TASK ITEM -
Your response should reproduce every line of the entries that contains the word "PHIM".
═══ DATASET EXCERPTS ═══
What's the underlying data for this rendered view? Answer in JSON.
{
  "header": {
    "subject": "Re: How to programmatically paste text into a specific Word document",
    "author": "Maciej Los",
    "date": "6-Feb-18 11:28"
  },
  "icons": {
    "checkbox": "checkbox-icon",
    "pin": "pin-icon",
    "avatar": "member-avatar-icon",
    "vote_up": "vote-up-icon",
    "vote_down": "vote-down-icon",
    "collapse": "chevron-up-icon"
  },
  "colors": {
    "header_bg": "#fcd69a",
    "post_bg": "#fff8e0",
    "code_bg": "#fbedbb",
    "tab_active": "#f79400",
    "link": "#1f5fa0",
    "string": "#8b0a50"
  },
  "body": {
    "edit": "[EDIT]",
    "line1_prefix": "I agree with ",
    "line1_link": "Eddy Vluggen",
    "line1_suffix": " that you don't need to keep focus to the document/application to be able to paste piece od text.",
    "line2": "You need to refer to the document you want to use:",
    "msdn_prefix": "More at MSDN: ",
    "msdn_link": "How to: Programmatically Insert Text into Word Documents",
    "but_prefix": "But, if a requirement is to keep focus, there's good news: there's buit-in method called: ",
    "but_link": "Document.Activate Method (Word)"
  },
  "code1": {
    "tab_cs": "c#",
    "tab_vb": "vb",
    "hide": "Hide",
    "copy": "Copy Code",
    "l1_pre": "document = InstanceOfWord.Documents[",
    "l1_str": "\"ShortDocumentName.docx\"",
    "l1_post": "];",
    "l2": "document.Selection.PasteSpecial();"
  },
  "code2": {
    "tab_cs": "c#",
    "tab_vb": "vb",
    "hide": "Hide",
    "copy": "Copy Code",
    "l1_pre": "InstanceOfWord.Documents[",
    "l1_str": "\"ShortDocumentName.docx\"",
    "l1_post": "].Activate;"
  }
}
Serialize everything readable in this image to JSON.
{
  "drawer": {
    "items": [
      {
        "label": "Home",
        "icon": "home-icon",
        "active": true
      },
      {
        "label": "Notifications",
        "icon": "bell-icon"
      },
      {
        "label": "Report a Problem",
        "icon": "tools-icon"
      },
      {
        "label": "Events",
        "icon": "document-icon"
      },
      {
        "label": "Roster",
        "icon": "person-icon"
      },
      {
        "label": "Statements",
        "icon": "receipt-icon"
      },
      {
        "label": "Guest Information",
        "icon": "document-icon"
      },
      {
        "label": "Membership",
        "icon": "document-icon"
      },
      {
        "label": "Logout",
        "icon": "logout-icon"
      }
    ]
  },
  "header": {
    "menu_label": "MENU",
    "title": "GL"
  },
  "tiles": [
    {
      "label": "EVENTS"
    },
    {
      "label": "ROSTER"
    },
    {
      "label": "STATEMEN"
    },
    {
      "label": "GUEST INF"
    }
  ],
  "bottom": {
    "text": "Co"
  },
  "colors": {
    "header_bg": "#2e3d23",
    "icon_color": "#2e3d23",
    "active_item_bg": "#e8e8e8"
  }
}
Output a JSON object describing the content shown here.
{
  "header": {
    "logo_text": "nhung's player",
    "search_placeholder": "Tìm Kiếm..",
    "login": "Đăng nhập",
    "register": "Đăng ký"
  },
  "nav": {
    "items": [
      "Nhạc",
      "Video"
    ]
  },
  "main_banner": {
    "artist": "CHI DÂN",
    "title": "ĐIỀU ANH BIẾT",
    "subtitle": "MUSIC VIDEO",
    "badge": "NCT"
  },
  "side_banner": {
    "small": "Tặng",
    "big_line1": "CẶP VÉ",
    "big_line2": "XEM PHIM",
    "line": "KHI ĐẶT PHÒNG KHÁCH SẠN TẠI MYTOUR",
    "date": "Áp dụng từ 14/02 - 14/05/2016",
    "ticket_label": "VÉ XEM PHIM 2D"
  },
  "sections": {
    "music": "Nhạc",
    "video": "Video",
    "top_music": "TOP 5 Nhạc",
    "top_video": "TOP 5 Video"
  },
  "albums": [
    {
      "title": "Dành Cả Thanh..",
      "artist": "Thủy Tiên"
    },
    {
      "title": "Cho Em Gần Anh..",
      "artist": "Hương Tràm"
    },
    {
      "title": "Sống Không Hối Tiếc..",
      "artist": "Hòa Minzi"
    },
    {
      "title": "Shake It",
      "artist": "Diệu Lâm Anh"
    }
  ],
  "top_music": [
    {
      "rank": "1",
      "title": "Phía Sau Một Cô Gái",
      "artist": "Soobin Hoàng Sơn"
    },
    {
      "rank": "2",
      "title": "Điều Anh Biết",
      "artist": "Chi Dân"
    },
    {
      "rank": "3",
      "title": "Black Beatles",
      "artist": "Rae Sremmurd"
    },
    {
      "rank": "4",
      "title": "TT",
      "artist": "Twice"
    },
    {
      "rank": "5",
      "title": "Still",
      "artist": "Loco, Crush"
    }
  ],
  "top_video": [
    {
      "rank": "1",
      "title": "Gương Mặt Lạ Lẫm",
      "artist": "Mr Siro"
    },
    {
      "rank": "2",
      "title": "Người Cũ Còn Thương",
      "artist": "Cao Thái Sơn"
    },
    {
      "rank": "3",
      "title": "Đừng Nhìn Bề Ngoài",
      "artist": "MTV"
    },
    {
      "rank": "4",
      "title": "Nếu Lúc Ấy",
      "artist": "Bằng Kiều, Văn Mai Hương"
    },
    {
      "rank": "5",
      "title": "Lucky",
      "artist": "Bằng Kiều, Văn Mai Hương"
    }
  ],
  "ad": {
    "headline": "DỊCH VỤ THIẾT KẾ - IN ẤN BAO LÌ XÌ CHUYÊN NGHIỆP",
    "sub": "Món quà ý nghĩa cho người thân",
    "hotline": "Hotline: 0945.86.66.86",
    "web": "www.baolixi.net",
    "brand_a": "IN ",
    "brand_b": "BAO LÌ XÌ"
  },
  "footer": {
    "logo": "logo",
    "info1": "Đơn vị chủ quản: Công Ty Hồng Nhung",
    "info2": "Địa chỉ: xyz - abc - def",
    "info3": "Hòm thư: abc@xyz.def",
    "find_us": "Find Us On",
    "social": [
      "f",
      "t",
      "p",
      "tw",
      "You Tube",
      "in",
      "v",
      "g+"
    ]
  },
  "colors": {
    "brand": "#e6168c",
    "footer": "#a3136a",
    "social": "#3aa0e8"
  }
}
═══
RESPONSE TO THIS TASK -
    "big_line2": "XEM PHIM",
    "ticket_label": "VÉ XEM PHIM 2D"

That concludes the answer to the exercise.